The family said they’re grateful for the carbon monoxide detector that alerted them to this but added they barely made it out of their home alive, stumbling and losing consciousness on their way out. Fire officials said they did the right thing by getting outside and then calling for help.

Hayes and his family awoke Wednesday morning to the sound of their carbon monoxide alarm.

“Started beeping. I changed out all the batteries, and that wasn’t the problem,” he said. “I called 911 right off the top because after I started feeling dizzy, like I was going to pass out, I knew that something wasn’t right because it didn’t feel right. It was hard to breathe. Luckily, we woke up because if it wasn’t for my daughter throwing up and my wife jumping up to see what was wrong, you probably would be filming us coming out of here because didn’t anybody know what was going on. All of a sudden, everyone was just falling out and passing out. Fortunately, we caught it.”

Milwaukee firefighters said he did the right thing.

“Carbon monoxide doesn’t give you no warning,” said Dewayne Smoots, deputy chief, MFD. “You’re not gonna cough. You’re not gonna choke. You’ll just feel bad, then bad, then flu-like symptoms, and if you’re not cautious, you will just go to sleep and you may not wake up.”

Firefighters determined a generator was being used too close to the house.

“Anything that uses fossil fuel, gasoline, kerosene, anything that is like that, you don’t want to burn anywhere close to doors or windows,” said Smoots.
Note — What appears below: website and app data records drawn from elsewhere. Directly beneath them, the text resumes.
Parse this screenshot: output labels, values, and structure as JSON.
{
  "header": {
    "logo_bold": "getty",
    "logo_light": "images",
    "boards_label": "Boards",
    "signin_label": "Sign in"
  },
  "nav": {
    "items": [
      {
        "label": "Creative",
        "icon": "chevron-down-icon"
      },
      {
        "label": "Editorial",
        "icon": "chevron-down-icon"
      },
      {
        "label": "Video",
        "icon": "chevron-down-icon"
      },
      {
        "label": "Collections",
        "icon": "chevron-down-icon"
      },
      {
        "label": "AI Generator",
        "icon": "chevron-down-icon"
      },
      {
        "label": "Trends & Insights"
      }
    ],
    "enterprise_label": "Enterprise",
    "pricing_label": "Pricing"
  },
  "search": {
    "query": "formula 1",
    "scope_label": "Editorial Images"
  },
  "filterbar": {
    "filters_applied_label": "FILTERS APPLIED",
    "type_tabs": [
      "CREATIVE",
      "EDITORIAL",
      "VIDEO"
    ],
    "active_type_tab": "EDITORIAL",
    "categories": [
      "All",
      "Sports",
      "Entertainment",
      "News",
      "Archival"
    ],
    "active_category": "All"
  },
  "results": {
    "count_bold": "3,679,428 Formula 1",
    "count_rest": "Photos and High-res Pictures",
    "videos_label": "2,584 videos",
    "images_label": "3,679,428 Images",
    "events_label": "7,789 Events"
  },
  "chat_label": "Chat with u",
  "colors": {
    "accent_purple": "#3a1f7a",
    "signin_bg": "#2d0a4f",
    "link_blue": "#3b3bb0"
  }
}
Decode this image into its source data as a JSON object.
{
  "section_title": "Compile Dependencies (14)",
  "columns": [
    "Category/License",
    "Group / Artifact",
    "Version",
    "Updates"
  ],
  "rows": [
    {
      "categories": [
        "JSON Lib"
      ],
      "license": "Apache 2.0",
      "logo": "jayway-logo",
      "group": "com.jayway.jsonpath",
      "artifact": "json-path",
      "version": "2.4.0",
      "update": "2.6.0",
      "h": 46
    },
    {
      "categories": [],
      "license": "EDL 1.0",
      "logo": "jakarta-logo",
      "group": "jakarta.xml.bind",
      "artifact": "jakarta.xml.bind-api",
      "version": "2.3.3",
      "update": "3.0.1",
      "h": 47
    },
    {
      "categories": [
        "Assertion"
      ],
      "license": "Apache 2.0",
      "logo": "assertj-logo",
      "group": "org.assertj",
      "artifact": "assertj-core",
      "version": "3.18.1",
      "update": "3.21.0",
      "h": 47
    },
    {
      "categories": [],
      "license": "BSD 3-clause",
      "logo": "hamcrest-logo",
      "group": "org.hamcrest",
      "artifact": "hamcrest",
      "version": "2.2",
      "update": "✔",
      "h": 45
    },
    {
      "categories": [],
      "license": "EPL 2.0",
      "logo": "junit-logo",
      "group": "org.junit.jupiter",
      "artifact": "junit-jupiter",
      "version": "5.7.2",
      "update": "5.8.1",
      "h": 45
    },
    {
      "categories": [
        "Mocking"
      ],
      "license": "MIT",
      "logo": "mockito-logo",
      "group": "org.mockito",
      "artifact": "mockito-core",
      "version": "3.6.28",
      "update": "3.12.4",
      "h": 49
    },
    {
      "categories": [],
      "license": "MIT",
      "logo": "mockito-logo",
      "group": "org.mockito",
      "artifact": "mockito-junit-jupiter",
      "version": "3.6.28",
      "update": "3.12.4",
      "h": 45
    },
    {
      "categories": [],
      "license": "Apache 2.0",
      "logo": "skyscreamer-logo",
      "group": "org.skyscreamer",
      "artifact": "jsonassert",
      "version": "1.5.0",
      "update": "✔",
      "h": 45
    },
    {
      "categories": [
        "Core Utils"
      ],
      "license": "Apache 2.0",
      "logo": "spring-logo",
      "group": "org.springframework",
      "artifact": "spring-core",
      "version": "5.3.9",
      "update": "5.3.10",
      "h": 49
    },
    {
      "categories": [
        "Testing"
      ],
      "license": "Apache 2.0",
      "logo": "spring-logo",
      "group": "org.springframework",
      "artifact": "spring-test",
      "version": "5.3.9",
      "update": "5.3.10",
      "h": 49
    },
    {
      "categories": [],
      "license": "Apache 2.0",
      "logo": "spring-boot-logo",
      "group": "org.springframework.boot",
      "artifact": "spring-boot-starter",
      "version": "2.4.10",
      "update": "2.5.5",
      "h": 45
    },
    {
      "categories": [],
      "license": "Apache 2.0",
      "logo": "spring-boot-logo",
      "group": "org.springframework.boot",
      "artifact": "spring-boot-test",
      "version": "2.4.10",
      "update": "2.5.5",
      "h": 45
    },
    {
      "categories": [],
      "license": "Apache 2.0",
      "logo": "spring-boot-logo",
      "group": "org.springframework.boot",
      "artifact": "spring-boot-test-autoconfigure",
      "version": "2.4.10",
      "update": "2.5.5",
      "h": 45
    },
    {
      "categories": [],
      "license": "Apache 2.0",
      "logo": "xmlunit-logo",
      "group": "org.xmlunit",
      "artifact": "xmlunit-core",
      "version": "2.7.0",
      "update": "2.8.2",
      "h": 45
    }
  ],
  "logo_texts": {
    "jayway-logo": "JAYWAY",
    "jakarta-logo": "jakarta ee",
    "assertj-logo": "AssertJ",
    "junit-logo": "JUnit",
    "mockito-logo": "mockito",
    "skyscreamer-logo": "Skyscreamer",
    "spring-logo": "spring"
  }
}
Hayes said the family could not afford the energy bill; the power shut off Monday.

“I rented a generator from Home Depot and got it sitting in a nice spot away from the house, no windows open, and everything was going good,” said Hayes.

Several of his children and his wife had to be treated at the hospital but everyone survived.

“I was really worried about my family,” said Hayes.

Hayes said he’s grateful for the firefighters and paramedics who responded.

“I’m glad they got here when they did,” he said.

Firefighters say this is why it is so important to just give a quick check to your carbon monoxide detectors and make sure you have them in your home and they’re working.